:: Assigned task ::
Repeat every entry exactly as it stands. Omit the images.
*** Opening of Input data ***
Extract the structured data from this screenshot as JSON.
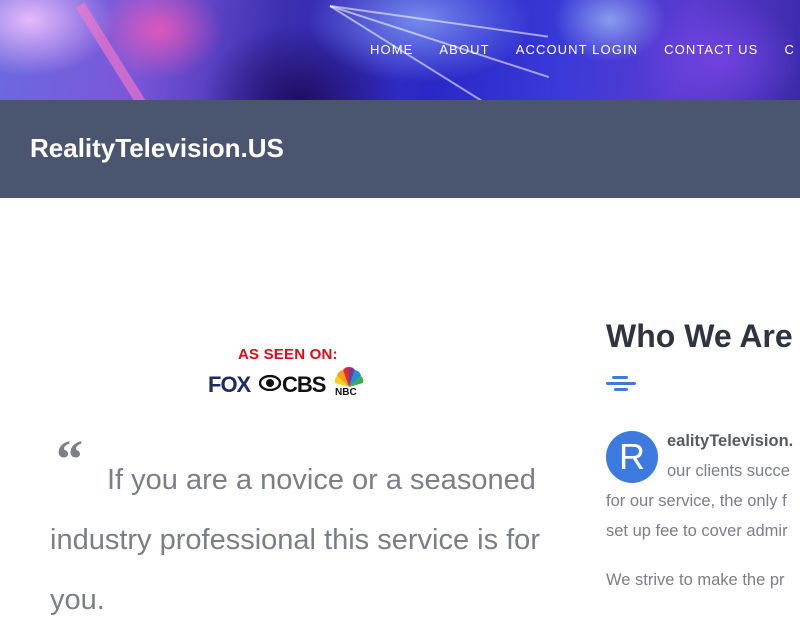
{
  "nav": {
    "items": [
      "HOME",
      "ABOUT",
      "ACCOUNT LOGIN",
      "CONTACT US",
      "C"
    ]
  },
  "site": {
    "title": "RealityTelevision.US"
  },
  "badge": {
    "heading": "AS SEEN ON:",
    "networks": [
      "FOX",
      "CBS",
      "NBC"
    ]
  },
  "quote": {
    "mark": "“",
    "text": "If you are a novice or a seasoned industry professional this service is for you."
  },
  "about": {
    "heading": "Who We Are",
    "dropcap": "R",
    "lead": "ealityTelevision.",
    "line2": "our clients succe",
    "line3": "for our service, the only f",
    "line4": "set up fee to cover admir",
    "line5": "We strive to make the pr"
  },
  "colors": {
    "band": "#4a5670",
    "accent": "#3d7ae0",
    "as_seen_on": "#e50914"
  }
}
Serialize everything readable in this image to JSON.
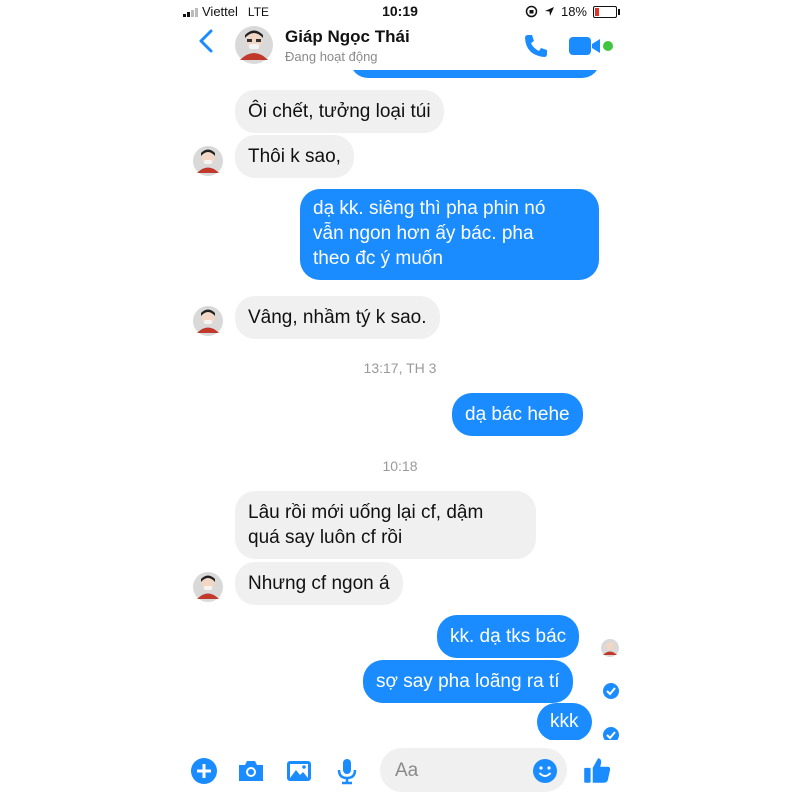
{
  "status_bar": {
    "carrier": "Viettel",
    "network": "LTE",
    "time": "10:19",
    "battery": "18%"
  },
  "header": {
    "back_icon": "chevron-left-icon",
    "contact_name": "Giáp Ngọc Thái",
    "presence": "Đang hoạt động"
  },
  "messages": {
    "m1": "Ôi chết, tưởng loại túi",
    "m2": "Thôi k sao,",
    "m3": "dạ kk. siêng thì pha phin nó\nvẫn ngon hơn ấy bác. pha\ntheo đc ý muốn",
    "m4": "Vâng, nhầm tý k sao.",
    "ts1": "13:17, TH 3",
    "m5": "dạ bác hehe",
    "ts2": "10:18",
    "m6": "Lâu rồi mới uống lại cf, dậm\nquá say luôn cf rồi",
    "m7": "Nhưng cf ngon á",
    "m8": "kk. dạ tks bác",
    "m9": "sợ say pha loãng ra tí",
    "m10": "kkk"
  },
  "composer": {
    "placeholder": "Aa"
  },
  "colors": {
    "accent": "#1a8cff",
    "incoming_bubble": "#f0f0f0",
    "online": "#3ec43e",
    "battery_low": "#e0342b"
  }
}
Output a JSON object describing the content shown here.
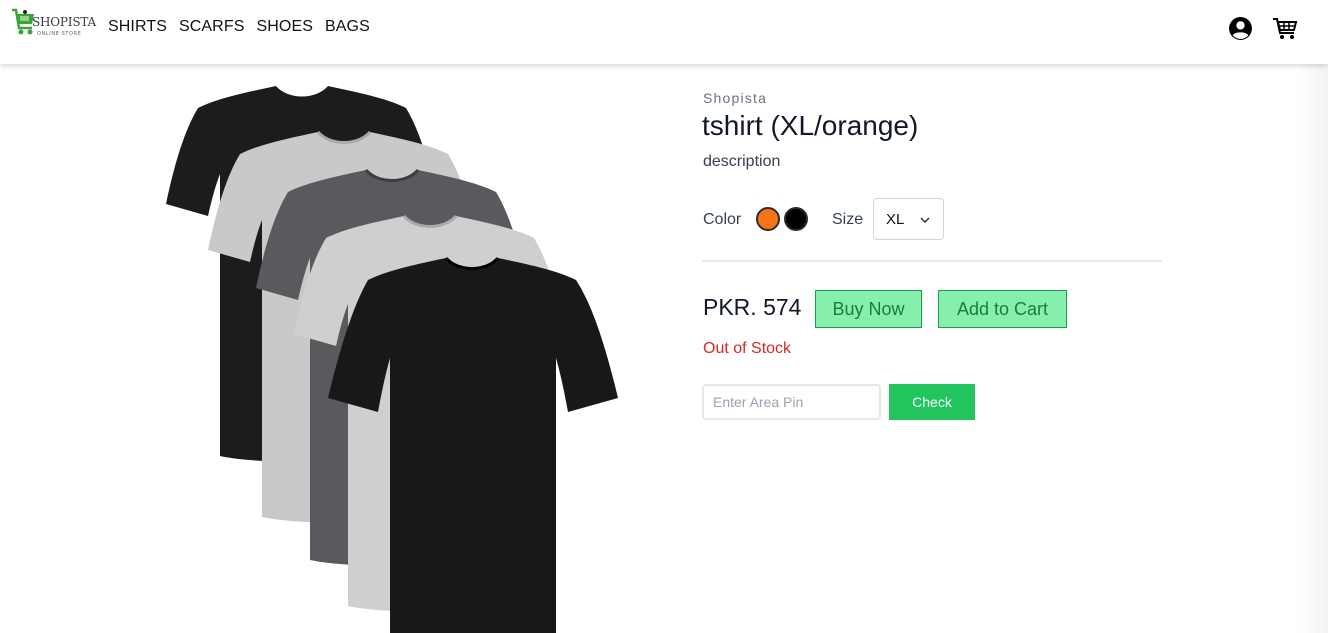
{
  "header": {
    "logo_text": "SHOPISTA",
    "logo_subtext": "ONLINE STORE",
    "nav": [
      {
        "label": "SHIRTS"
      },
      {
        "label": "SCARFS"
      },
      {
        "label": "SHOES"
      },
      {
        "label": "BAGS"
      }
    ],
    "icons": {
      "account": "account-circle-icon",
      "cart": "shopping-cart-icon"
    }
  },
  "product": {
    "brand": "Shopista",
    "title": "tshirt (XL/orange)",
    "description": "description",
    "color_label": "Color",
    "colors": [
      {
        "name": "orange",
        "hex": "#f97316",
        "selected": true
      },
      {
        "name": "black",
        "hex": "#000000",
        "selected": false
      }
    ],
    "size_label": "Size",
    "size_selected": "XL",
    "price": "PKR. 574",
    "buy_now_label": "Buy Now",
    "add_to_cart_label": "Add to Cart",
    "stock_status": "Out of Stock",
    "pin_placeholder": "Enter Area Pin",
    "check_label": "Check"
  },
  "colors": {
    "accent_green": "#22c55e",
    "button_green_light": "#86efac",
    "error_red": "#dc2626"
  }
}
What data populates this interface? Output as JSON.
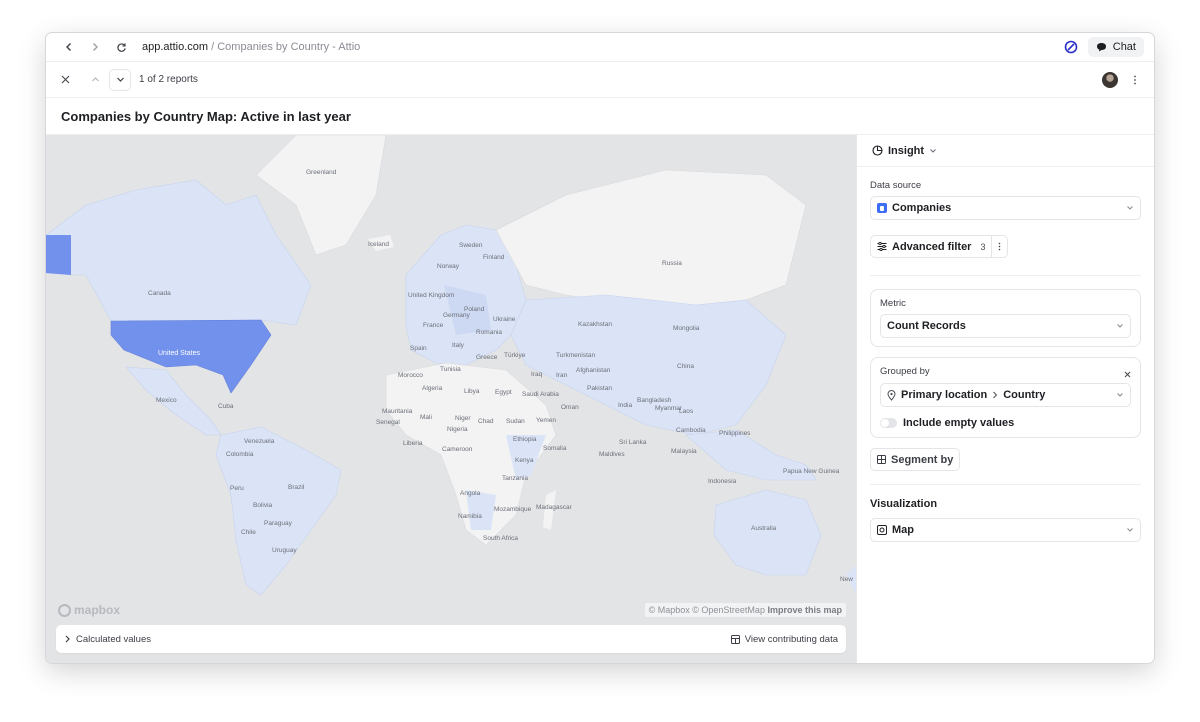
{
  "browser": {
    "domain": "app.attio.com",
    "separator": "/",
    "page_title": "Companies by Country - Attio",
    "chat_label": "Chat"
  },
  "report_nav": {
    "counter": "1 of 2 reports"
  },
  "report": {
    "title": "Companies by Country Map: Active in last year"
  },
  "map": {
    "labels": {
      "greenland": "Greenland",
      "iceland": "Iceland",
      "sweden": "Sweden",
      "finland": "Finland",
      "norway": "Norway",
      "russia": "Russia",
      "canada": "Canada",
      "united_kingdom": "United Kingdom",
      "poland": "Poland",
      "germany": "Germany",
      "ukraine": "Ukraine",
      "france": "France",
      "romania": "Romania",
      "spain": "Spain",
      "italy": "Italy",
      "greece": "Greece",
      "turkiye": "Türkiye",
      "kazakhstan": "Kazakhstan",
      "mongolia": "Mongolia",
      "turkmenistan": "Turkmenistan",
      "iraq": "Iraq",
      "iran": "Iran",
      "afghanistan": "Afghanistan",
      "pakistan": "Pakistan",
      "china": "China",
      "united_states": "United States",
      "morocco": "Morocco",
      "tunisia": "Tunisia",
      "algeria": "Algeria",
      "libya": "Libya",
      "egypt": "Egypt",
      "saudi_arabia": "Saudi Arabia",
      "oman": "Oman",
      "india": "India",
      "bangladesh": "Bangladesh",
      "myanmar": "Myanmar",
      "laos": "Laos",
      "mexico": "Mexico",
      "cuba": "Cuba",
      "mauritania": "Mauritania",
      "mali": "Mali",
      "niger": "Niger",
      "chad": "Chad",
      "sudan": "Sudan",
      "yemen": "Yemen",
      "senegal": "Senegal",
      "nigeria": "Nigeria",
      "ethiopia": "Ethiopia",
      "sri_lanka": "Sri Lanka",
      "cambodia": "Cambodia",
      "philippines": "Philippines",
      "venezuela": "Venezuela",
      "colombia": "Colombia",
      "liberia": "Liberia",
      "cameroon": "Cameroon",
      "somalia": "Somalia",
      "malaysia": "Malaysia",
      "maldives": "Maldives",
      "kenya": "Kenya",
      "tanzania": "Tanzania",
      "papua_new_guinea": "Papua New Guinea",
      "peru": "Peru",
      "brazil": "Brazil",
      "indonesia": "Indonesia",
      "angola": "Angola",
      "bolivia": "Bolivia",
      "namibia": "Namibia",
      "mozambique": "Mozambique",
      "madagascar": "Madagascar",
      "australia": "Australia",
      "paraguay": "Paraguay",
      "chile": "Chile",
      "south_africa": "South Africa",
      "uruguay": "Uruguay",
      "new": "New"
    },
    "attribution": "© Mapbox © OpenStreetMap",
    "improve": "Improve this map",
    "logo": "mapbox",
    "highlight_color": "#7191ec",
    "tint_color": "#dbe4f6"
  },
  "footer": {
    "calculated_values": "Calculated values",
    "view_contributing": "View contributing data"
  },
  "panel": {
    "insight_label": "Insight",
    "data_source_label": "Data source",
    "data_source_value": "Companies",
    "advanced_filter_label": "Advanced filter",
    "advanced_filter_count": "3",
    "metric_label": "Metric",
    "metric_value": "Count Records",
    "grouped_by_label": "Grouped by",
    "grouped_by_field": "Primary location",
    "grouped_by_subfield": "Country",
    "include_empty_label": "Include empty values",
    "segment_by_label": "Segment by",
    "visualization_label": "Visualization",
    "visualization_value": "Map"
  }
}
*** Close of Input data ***
:: Solution to this exercise ::
Extract the structured data from this screenshot as JSON.
{
  "nav": {
    "items": [
      "HOME",
      "ABOUT",
      "ACCOUNT LOGIN",
      "CONTACT US",
      "C"
    ]
  },
  "site": {
    "title": "RealityTelevision.US"
  },
  "badge": {
    "heading": "AS SEEN ON:",
    "networks": [
      "FOX",
      "CBS",
      "NBC"
    ]
  },
  "quote": {
    "mark": "“",
    "text": "If you are a novice or a seasoned industry professional this service is for you."
  },
  "about": {
    "heading": "Who We Are",
    "dropcap": "R",
    "lead": "ealityTelevision.",
    "line2": "our clients succe",
    "line3": "for our service, the only f",
    "line4": "set up fee to cover admir",
    "line5": "We strive to make the pr"
  },
  "colors": {
    "band": "#4a5670",
    "accent": "#3d7ae0",
    "as_seen_on": "#e50914"
  }
}
Serialize everything readable in this image to JSON.
{
  "status_bar": {
    "carrier": "Viettel",
    "network": "LTE",
    "time": "10:19",
    "battery": "18%"
  },
  "header": {
    "back_icon": "chevron-left-icon",
    "contact_name": "Giáp Ngọc Thái",
    "presence": "Đang hoạt động"
  },
  "messages": {
    "m1": "Ôi chết, tưởng loại túi",
    "m2": "Thôi k sao,",
    "m3": "dạ kk. siêng thì pha phin nó\nvẫn ngon hơn ấy bác. pha\ntheo đc ý muốn",
    "m4": "Vâng, nhầm tý k sao.",
    "ts1": "13:17, TH 3",
    "m5": "dạ bác hehe",
    "ts2": "10:18",
    "m6": "Lâu rồi mới uống lại cf, dậm\nquá say luôn cf rồi",
    "m7": "Nhưng cf ngon á",
    "m8": "kk. dạ tks bác",
    "m9": "sợ say pha loãng ra tí",
    "m10": "kkk"
  },
  "composer": {
    "placeholder": "Aa"
  },
  "colors": {
    "accent": "#1a8cff",
    "incoming_bubble": "#f0f0f0",
    "online": "#3ec43e",
    "battery_low": "#e0342b"
  }
}
Output a JSON object describing the content shown here.
{
  "header": {
    "logo_text": "SHOPISTA",
    "logo_subtext": "ONLINE STORE",
    "nav": [
      {
        "label": "SHIRTS"
      },
      {
        "label": "SCARFS"
      },
      {
        "label": "SHOES"
      },
      {
        "label": "BAGS"
      }
    ],
    "icons": {
      "account": "account-circle-icon",
      "cart": "shopping-cart-icon"
    }
  },
  "product": {
    "brand": "Shopista",
    "title": "tshirt (XL/orange)",
    "description": "description",
    "color_label": "Color",
    "colors": [
      {
        "name": "orange",
        "hex": "#f97316",
        "selected": true
      },
      {
        "name": "black",
        "hex": "#000000",
        "selected": false
      }
    ],
    "size_label": "Size",
    "size_selected": "XL",
    "price": "PKR. 574",
    "buy_now_label": "Buy Now",
    "add_to_cart_label": "Add to Cart",
    "stock_status": "Out of Stock",
    "pin_placeholder": "Enter Area Pin",
    "check_label": "Check"
  },
  "colors": {
    "accent_green": "#22c55e",
    "button_green_light": "#86efac",
    "error_red": "#dc2626"
  }
}
What data populates this interface? Output as JSON.
{
  "browser": {
    "domain": "app.attio.com",
    "separator": "/",
    "page_title": "Companies by Country - Attio",
    "chat_label": "Chat"
  },
  "report_nav": {
    "counter": "1 of 2 reports"
  },
  "report": {
    "title": "Companies by Country Map: Active in last year"
  },
  "map": {
    "labels": {
      "greenland": "Greenland",
      "iceland": "Iceland",
      "sweden": "Sweden",
      "finland": "Finland",
      "norway": "Norway",
      "russia": "Russia",
      "canada": "Canada",
      "united_kingdom": "United Kingdom",
      "poland": "Poland",
      "germany": "Germany",
      "ukraine": "Ukraine",
      "france": "France",
      "romania": "Romania",
      "spain": "Spain",
      "italy": "Italy",
      "greece": "Greece",
      "turkiye": "Türkiye",
      "kazakhstan": "Kazakhstan",
      "mongolia": "Mongolia",
      "turkmenistan": "Turkmenistan",
      "iraq": "Iraq",
      "iran": "Iran",
      "afghanistan": "Afghanistan",
      "pakistan": "Pakistan",
      "china": "China",
      "united_states": "United States",
      "morocco": "Morocco",
      "tunisia": "Tunisia",
      "algeria": "Algeria",
      "libya": "Libya",
      "egypt": "Egypt",
      "saudi_arabia": "Saudi Arabia",
      "oman": "Oman",
      "india": "India",
      "bangladesh": "Bangladesh",
      "myanmar": "Myanmar",
      "laos": "Laos",
      "mexico": "Mexico",
      "cuba": "Cuba",
      "mauritania": "Mauritania",
      "mali": "Mali",
      "niger": "Niger",
      "chad": "Chad",
      "sudan": "Sudan",
      "yemen": "Yemen",
      "senegal": "Senegal",
      "nigeria": "Nigeria",
      "ethiopia": "Ethiopia",
      "sri_lanka": "Sri Lanka",
      "cambodia": "Cambodia",
      "philippines": "Philippines",
      "venezuela": "Venezuela",
      "colombia": "Colombia",
      "liberia": "Liberia",
      "cameroon": "Cameroon",
      "somalia": "Somalia",
      "malaysia": "Malaysia",
      "maldives": "Maldives",
      "kenya": "Kenya",
      "tanzania": "Tanzania",
      "papua_new_guinea": "Papua New Guinea",
      "peru": "Peru",
      "brazil": "Brazil",
      "indonesia": "Indonesia",
      "angola": "Angola",
      "bolivia": "Bolivia",
      "namibia": "Namibia",
      "mozambique": "Mozambique",
      "madagascar": "Madagascar",
      "australia": "Australia",
      "paraguay": "Paraguay",
      "chile": "Chile",
      "south_africa": "South Africa",
      "uruguay": "Uruguay",
      "new": "New"
    },
    "attribution": "© Mapbox © OpenStreetMap",
    "improve": "Improve this map",
    "logo": "mapbox",
    "highlight_color": "#7191ec",
    "tint_color": "#dbe4f6"
  },
  "footer": {
    "calculated_values": "Calculated values",
    "view_contributing": "View contributing data"
  },
  "panel": {
    "insight_label": "Insight",
    "data_source_label": "Data source",
    "data_source_value": "Companies",
    "advanced_filter_label": "Advanced filter",
    "advanced_filter_count": "3",
    "metric_label": "Metric",
    "metric_value": "Count Records",
    "grouped_by_label": "Grouped by",
    "grouped_by_field": "Primary location",
    "grouped_by_subfield": "Country",
    "include_empty_label": "Include empty values",
    "segment_by_label": "Segment by",
    "visualization_label": "Visualization",
    "visualization_value": "Map"
  }
}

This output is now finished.